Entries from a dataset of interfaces
######

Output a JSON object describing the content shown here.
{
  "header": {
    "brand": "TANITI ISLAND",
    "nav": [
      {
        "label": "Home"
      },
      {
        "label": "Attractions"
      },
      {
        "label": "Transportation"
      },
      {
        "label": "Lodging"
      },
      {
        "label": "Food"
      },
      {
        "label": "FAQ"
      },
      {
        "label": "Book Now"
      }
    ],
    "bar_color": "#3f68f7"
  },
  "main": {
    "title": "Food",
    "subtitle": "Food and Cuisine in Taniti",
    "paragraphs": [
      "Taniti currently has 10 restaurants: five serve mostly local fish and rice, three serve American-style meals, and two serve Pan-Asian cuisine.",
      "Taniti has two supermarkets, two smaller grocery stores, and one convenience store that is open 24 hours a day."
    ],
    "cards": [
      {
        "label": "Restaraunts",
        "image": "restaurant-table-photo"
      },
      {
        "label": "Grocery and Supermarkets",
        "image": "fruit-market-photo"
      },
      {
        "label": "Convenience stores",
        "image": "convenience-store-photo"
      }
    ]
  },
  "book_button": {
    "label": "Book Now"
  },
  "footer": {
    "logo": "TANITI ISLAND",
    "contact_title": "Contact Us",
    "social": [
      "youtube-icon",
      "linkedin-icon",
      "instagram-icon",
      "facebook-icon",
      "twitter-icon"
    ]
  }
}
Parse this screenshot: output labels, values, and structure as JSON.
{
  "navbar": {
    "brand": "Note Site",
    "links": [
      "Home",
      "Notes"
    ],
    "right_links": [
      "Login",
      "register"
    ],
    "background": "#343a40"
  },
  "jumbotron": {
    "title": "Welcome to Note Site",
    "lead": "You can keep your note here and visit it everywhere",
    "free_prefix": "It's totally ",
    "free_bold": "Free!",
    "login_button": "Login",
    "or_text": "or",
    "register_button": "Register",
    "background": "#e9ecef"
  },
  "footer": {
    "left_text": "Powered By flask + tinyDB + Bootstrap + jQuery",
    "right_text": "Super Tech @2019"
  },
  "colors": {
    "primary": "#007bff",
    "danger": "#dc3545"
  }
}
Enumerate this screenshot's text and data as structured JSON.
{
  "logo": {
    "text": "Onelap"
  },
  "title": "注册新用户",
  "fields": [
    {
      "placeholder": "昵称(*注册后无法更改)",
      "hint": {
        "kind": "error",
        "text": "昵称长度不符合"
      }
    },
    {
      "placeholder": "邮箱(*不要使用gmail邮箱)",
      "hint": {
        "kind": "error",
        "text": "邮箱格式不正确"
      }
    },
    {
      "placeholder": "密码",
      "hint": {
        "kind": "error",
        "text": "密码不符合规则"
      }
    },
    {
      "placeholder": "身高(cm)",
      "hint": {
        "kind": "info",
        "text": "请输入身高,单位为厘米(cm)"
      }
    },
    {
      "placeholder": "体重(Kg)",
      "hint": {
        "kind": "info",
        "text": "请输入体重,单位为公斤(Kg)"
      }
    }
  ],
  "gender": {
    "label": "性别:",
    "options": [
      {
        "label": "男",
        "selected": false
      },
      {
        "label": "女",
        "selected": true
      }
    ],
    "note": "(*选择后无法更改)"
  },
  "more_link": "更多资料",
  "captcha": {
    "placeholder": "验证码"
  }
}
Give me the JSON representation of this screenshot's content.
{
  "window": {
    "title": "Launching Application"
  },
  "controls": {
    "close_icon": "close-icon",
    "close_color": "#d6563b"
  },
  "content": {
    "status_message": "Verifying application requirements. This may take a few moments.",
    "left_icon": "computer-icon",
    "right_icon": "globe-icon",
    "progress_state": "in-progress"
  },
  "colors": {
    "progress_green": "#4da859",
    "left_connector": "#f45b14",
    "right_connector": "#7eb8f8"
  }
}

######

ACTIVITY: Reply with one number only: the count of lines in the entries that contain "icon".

RESULT FOR THIS TASK: 8